▶ **REQUIREMENT**: Only an exact repetition of every entry counts as the answer.

• • •

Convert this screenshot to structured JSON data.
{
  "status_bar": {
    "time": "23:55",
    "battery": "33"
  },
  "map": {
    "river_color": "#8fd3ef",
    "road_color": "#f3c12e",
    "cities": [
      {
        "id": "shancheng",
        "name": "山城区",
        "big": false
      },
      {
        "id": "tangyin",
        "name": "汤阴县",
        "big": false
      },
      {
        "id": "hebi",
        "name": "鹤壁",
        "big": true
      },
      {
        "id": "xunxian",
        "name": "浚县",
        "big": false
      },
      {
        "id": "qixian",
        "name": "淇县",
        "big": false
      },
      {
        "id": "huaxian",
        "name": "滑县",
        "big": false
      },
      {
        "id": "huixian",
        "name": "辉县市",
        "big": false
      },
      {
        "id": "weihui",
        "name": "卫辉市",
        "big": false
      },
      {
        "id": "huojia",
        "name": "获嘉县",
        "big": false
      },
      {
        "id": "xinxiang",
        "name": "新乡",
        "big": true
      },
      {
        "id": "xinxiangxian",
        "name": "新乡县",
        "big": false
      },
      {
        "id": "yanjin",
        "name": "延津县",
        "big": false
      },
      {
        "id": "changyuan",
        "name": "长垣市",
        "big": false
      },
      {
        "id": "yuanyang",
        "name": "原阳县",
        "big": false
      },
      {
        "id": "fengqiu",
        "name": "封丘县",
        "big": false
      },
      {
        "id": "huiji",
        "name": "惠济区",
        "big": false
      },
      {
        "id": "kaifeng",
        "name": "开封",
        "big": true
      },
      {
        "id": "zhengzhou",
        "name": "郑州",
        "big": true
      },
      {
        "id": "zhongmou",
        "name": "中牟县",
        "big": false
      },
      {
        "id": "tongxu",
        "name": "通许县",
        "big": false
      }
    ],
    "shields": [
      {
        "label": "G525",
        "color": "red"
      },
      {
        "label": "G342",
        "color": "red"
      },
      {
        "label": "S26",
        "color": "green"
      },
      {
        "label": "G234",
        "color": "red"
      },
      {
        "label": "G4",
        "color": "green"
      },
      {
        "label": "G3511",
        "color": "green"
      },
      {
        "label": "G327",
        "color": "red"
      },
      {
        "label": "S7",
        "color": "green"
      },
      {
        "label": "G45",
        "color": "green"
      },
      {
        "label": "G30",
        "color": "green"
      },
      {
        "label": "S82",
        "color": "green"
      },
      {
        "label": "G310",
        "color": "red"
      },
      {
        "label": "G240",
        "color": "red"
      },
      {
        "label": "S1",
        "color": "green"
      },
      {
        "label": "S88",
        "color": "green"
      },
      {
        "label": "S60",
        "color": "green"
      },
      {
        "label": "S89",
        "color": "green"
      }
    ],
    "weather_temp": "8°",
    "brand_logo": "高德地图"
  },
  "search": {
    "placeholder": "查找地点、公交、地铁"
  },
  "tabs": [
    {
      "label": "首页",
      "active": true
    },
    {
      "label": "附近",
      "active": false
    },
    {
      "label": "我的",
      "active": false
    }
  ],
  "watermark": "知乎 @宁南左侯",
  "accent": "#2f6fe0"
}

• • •

▶ **THE COMPLETED TASK**:
Convert this screenshot to structured JSON data.
{
  "status_bar": {
    "time": "23:55",
    "battery": "33"
  },
  "map": {
    "river_color": "#8fd3ef",
    "road_color": "#f3c12e",
    "cities": [
      {
        "id": "shancheng",
        "name": "山城区",
        "big": false
      },
      {
        "id": "tangyin",
        "name": "汤阴县",
        "big": false
      },
      {
        "id": "hebi",
        "name": "鹤壁",
        "big": true
      },
      {
        "id": "xunxian",
        "name": "浚县",
        "big": false
      },
      {
        "id": "qixian",
        "name": "淇县",
        "big": false
      },
      {
        "id": "huaxian",
        "name": "滑县",
        "big": false
      },
      {
        "id": "huixian",
        "name": "辉县市",
        "big": false
      },
      {
        "id": "weihui",
        "name": "卫辉市",
        "big": false
      },
      {
        "id": "huojia",
        "name": "获嘉县",
        "big": false
      },
      {
        "id": "xinxiang",
        "name": "新乡",
        "big": true
      },
      {
        "id": "xinxiangxian",
        "name": "新乡县",
        "big": false
      },
      {
        "id": "yanjin",
        "name": "延津县",
        "big": false
      },
      {
        "id": "changyuan",
        "name": "长垣市",
        "big": false
      },
      {
        "id": "yuanyang",
        "name": "原阳县",
        "big": false
      },
      {
        "id": "fengqiu",
        "name": "封丘县",
        "big": false
      },
      {
        "id": "huiji",
        "name": "惠济区",
        "big": false
      },
      {
        "id": "kaifeng",
        "name": "开封",
        "big": true
      },
      {
        "id": "zhengzhou",
        "name": "郑州",
        "big": true
      },
      {
        "id": "zhongmou",
        "name": "中牟县",
        "big": false
      },
      {
        "id": "tongxu",
        "name": "通许县",
        "big": false
      }
    ],
    "shields": [
      {
        "label": "G525",
        "color": "red"
      },
      {
        "label": "G342",
        "color": "red"
      },
      {
        "label": "S26",
        "color": "green"
      },
      {
        "label": "G234",
        "color": "red"
      },
      {
        "label": "G4",
        "color": "green"
      },
      {
        "label": "G3511",
        "color": "green"
      },
      {
        "label": "G327",
        "color": "red"
      },
      {
        "label": "S7",
        "color": "green"
      },
      {
        "label": "G45",
        "color": "green"
      },
      {
        "label": "G30",
        "color": "green"
      },
      {
        "label": "S82",
        "color": "green"
      },
      {
        "label": "G310",
        "color": "red"
      },
      {
        "label": "G240",
        "color": "red"
      },
      {
        "label": "S1",
        "color": "green"
      },
      {
        "label": "S88",
        "color": "green"
      },
      {
        "label": "S60",
        "color": "green"
      },
      {
        "label": "S89",
        "color": "green"
      }
    ],
    "weather_temp": "8°",
    "brand_logo": "高德地图"
  },
  "search": {
    "placeholder": "查找地点、公交、地铁"
  },
  "tabs": [
    {
      "label": "首页",
      "active": true
    },
    {
      "label": "附近",
      "active": false
    },
    {
      "label": "我的",
      "active": false
    }
  ],
  "watermark": "知乎 @宁南左侯",
  "accent": "#2f6fe0"
}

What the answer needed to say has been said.